The company owned the East Side Mario's restaurant chain from 1997 (when it bought the chain from PepsiCo) to 2000.[7]

In 2006, Castle Harlan merged Marie Callender's with another of its interests, Perkins Restaurant and Bakery. The combined chain, known as Perkins & Marie Callender's Inc. (PMCI), was headquartered in Memphis, Tennessee.

The business flourished until Don Callender died on January 7, 2009, due to complications resulting from head trauma sustained during a fall at home.[8]
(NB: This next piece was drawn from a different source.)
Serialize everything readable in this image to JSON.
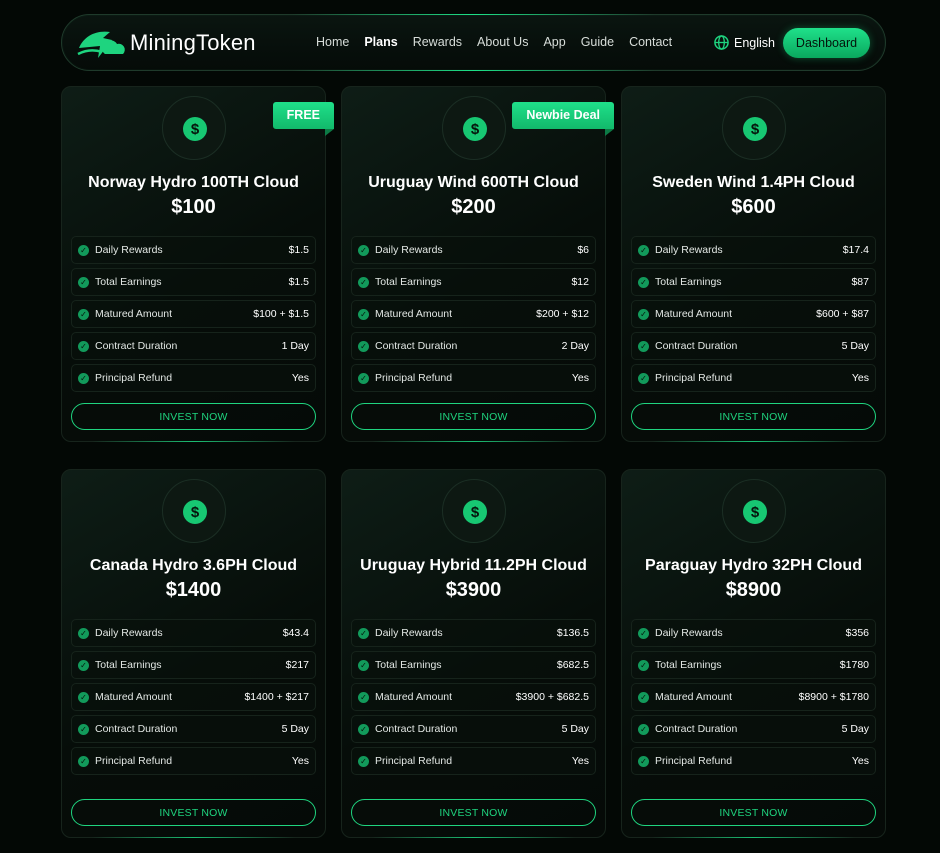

On June 13, 2011, a total of 58 units were closed, including 31 Marie Callender's and 27 Perkins Restaurant and Bakerys due to bankruptcy restructuring (Chapter 11).[9] During bankruptcy, PCMI sold the Marie Callender's brand to ConAgra for US$57.5 million.[10] Later that year, PMCI exited bankruptcy under the control of Wayzata Investment Partners.[11]
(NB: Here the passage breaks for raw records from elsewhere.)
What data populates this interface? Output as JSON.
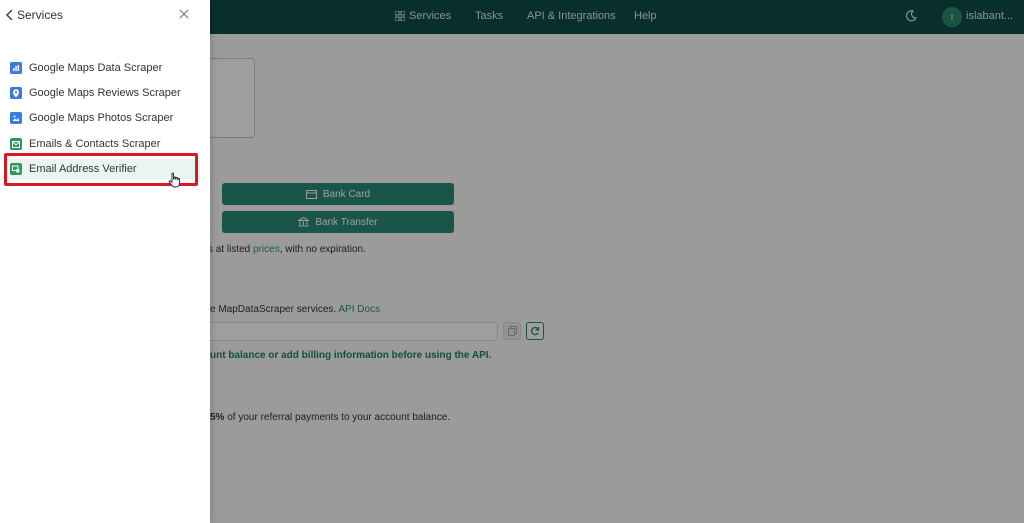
{
  "topbar": {
    "nav": [
      {
        "label": "Services",
        "icon": "grid-icon"
      },
      {
        "label": "Tasks"
      },
      {
        "label": "API & Integrations"
      },
      {
        "label": "Help"
      }
    ],
    "avatar_initial": "I",
    "username": "islabant..."
  },
  "main": {
    "bank_card_label": "Bank Card",
    "bank_transfer_label": "Bank Transfer",
    "credits_prefix": "s at listed ",
    "prices_link": "prices",
    "credits_suffix": ", with no expiration.",
    "api_prefix": "e MapDataScraper services. ",
    "api_docs_link": "API Docs",
    "api_warning": "unt balance or add billing information before using the API.",
    "referral_percent": "5%",
    "referral_text": " of your referral payments to your account balance."
  },
  "drawer": {
    "title": "Services",
    "items": [
      {
        "label": "Google Maps Data Scraper",
        "icon": "map-data-icon",
        "color": "#3b7be0"
      },
      {
        "label": "Google Maps Reviews Scraper",
        "icon": "map-pin-icon",
        "color": "#3b7be0"
      },
      {
        "label": "Google Maps Photos Scraper",
        "icon": "photo-icon",
        "color": "#3b7be0"
      },
      {
        "label": "Emails & Contacts Scraper",
        "icon": "envelope-icon",
        "color": "#2e9a5a"
      },
      {
        "label": "Email Address Verifier",
        "icon": "verify-icon",
        "color": "#2e9a5a"
      }
    ]
  },
  "colors": {
    "topbar": "#0d4c48",
    "accent": "#2a8a78",
    "highlight": "#d71920"
  }
}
On August 5, 2019, 29 stores were closed and the holding company for Perkins and Marie Callender's filed bankruptcy.[12][13] The chains were later split apart, with Perkins being bought by Huddle House, while Marie Callender's was sold to a company known as Marie Callender's Inc. for US$1.75 million.[14]
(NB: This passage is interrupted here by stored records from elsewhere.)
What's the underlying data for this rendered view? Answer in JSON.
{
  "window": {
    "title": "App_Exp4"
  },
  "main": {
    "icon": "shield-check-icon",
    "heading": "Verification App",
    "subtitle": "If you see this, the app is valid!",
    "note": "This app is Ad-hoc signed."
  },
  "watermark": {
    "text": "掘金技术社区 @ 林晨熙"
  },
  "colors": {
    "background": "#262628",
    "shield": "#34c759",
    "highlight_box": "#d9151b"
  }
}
In later years, a typical restaurant would have a fully stocked bar, or saloon, serving alcoholic beverages. This is in contrast to family restaurants like Denny's or Village Inn, which generally do not serve alcoholic beverages. A salad bar is also a staple.

The type of cuisine served is mainly American, although many of the dishes are slanted towards styles of preparation that resemble Italian, Mexican, French, Cajun, or Chinese. Soups and sandwiches are available as meals or à la carte. Pies are signature items on the dessert menu: there are over 30 varieties available.

The interiors of the chain's earlier restaurants are decorated with antiques circa 1900, providing a theme that is reminiscent of Victorian England as well as early United States. Later restaurants reflect more modern tastes, with a clean interior and photos of food.

Frozen foods[edit]

For years the chain has licensed its name for shelf-stable and frozen entrees and sides. Various product licenses were included in a sale to ConAgra Foods in 1994 for $140 million.[5] The name Marie Callender's was retained for the food line following the division's sale. In 2010, its cheesy chicken & rice meal was pulled due to a salmonella outbreak.[15]

See also[edit]


  1. ^ "About - Marie Callender's Restaurant & Bakery". Marie Callender's. Retrieved 17 February 2014.
  2. ^ "Contact - Marie Callender's Restaurant & Bakery". Marie Callender's. Retrieved 17 February 2014.
  3. ^ Shin, Tony (5 August 2019). "Marie Callender's Set to Close 19 Locations in Southern California". NBC Los Angeles. Retrieved 2 November 2019.
  4. ^ a b "DON CALLENDER: 1927-2009". Chicago Tribune. 13 January 2009. Retrieved 2 November 2019.
  5. ^ a b c Elder, Laura Elizabeth (24 November 1996). "Marie Callender's chain returns for another piece of local pie". Houston Business Journal. Retrieved 2 November 2019.
  6. ^ Hernandez, Greg (November 16, 1999). "Marie Callender's Sold for $150 Million". Los Angeles Times. Retrieved August 5, 2019.
  7. ^ "Marie Callender Parent Buys East Side Mario's Chain". Los Angeles Times. 1997-02-27. Retrieved 2020-09-30.
  8. ^ "Marie Callender's founder, Don Callender, dies". Archived from the original on 2012-07-08. Retrieved 2010-08-10.
  9. ^ Luna, Nancy (June 13, 2011). "Marie Callender's closes 31 units amid bankruptcy". Orange County Register. Retrieved August 5, 2019.
  10. ^ "ConAgra bought rights to Marie Callender's brand". Reuters. June 14, 2011. Retrieved January 27, 2020.
  11. ^ Stych, Ed (December 2, 2011). "Perkins emerges from bankruptcy with Wayzata firm in control". Minneapolis / St. Paul Business Journal. Retrieved August 5, 2019.
  12. ^ Stempel, Jonathan; Zieminski, Nick (August 5, 2019). "Perkins & Marie Callender's files for bankruptcy". Reuters. Retrieved August 5, 2019.
  13. ^ Luna, Nancy (August 5, 2019). "Perkins & Marie Callender's close 29 restaurants amid bankruptcy filing". Nations Restaurant News. Retrieved August 5, 2019.
  14. ^ Maze, Jonathan (September 13, 2019). "After 13 years and 2 bankruptcies, Perkins and Marie Callender's split up". Restaurant Business.
  15. ^ Weise, Elizabeth (June 18, 2010). "ConAgra recalls Marie Callender's frozen chicken and rice meals". USA Today. Retrieved August 5, 2019.

External links[edit]